Last fall the food critic Mr. Cutlets excoriated the Bush administration for bringing its "bloodlust of deregulation" to "the world of smoked meats." The offending act: the U.S. Department of Agriculture's September announcement that it would no longer include a weight-reduction requirement in its definition of "beef or pork with barbecue sauce." Since the 1950s, the USDA has required that all products so labeled must use meat cooked to 70 percent of its original weight, with the lost fat and moisture eventually combined with sauce and sold as a canned or frozen product.
The change in the USDA's "standard of identity" pleased the American Meat Institute and other trade groups. But at least one producer, the Georgia-based Castleberry/Snow's Brands Inc., joined Mr. Cutlets in opposition, telling The Washington Post the revised rule would create "a lot of confusion."
Casual observers might have expressed another form of confusion–that a federal agency charged with ensuring the safety of meat, poultry, egg, and dairy products spends its time judging what is or isn't barbecue.
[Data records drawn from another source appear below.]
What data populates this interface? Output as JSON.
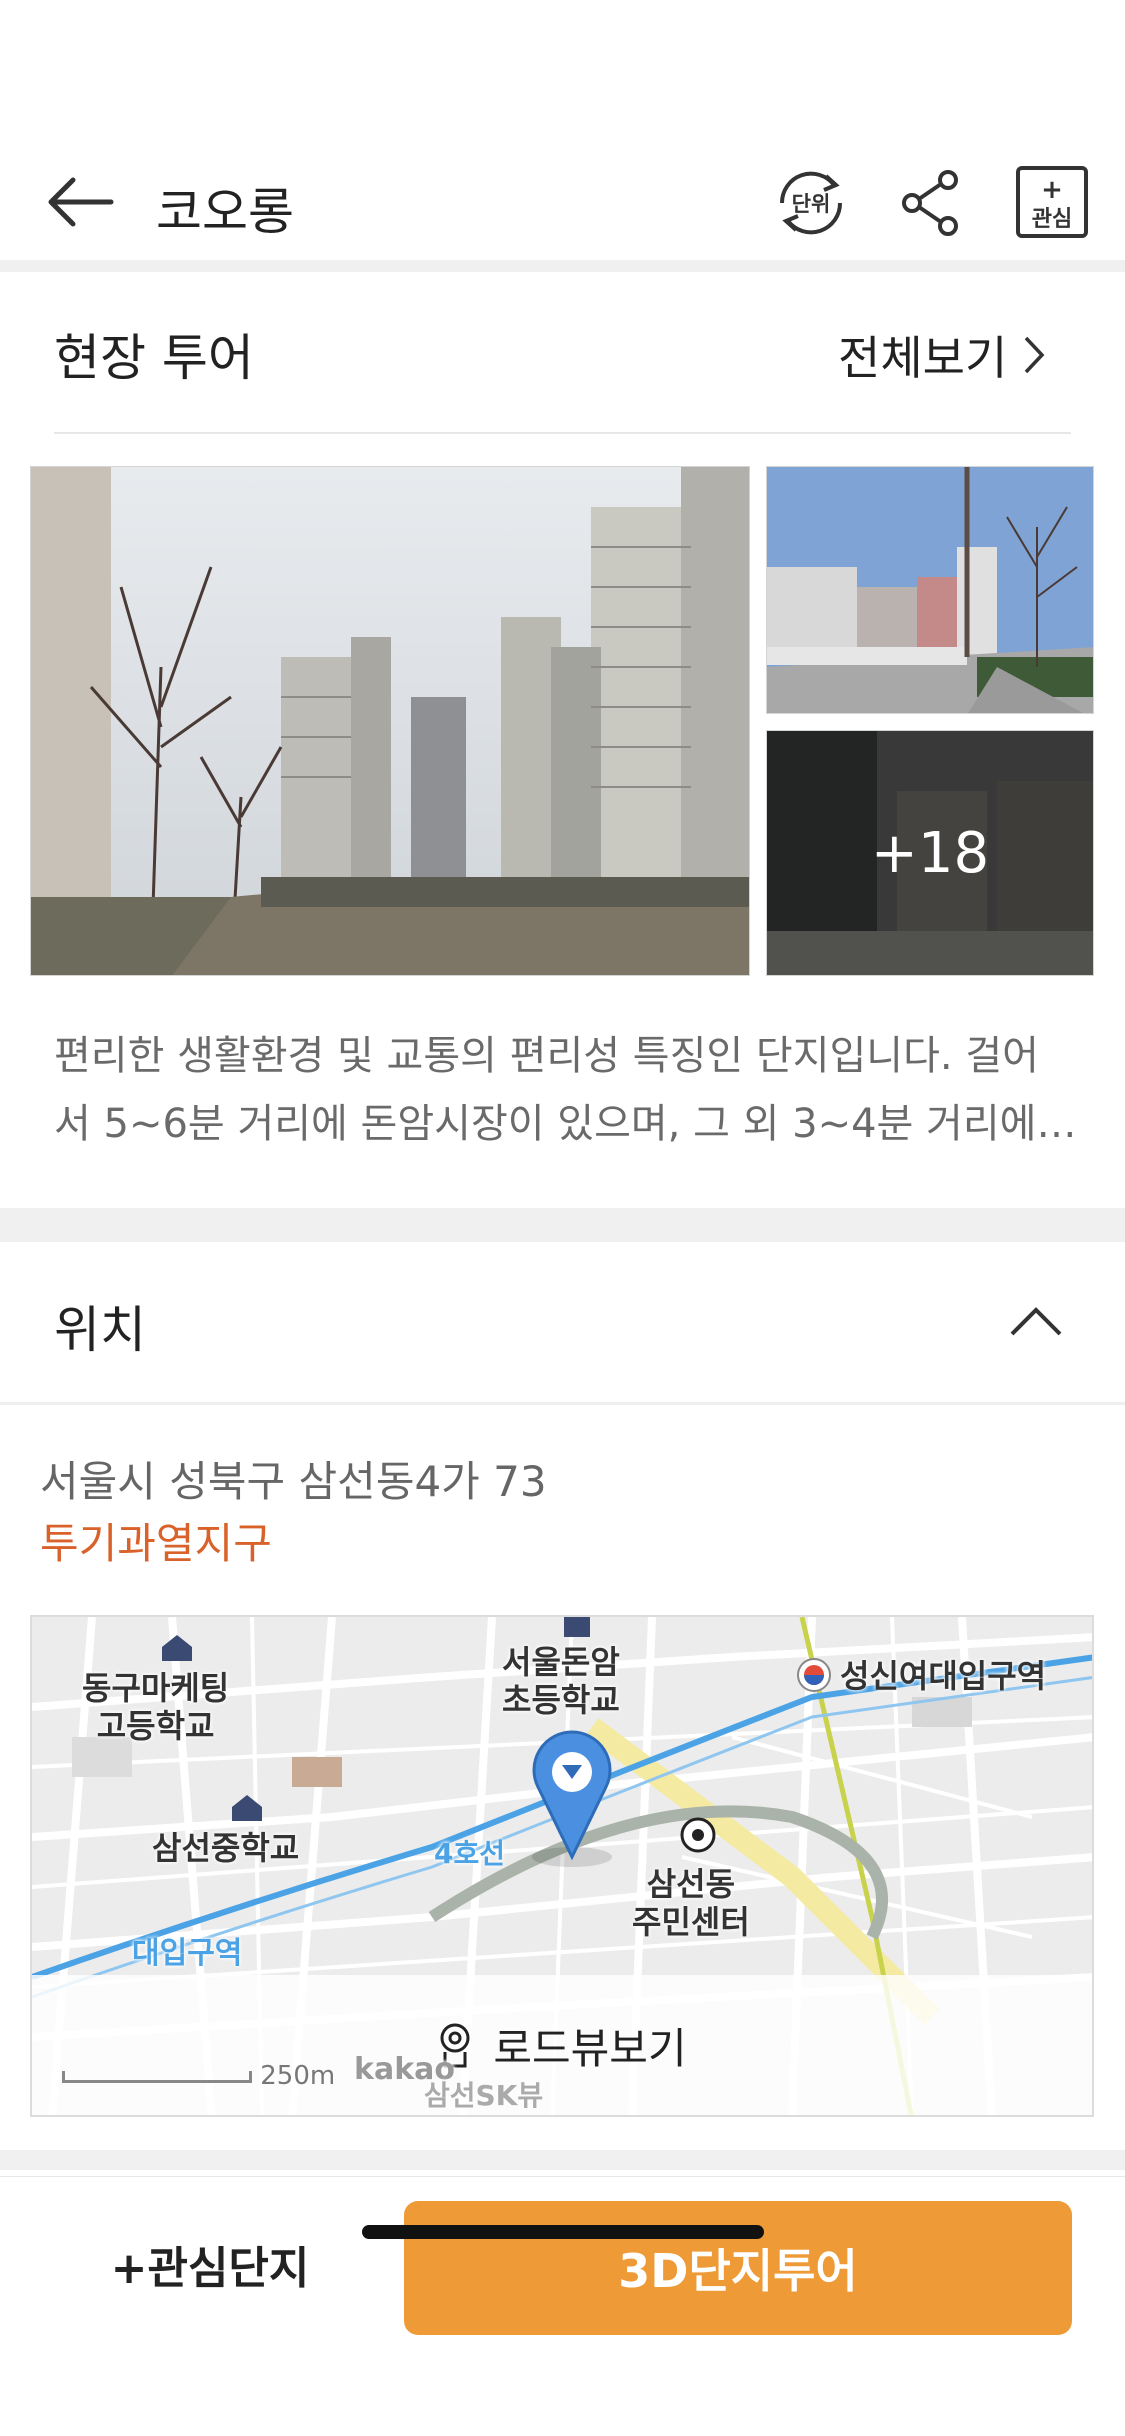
{
  "header": {
    "title": "코오롱",
    "unit_label": "단위",
    "fav_label": "관심",
    "fav_plus": "+"
  },
  "tour": {
    "title": "현장 투어",
    "view_all": "전체보기",
    "more_count": "+18",
    "description": [
      "편리한 생활환경 및 교통의 편리성 특징인 단지입니다. 걸어",
      "서 5~6분 거리에 돈암시장이 있으며, 그 외 3~4분 거리에…"
    ]
  },
  "location": {
    "title": "위치",
    "address": "서울시 성북구 삼선동4가 73",
    "district": "투기과열지구",
    "map": {
      "labels": {
        "school1": "동구마케팅\n고등학교",
        "school2": "서울돈암\n초등학교",
        "station": "성신여대입구역",
        "school3": "삼선중학교",
        "center": "삼선동\n주민센터",
        "line4": "4호선",
        "station_partial": "대입구역",
        "scale": "250m",
        "brand": "kakao",
        "apt": "삼선SK뷰"
      },
      "roadview_label": "로드뷰보기"
    }
  },
  "bottom": {
    "fav_complex": "+관심단지",
    "tour3d": "3D단지투어"
  },
  "colors": {
    "accent": "#ee9a36",
    "district": "#d9622b",
    "pin": "#4a8fe0"
  }
}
In some parts of the country, that might be construed as violating the separation of church and state.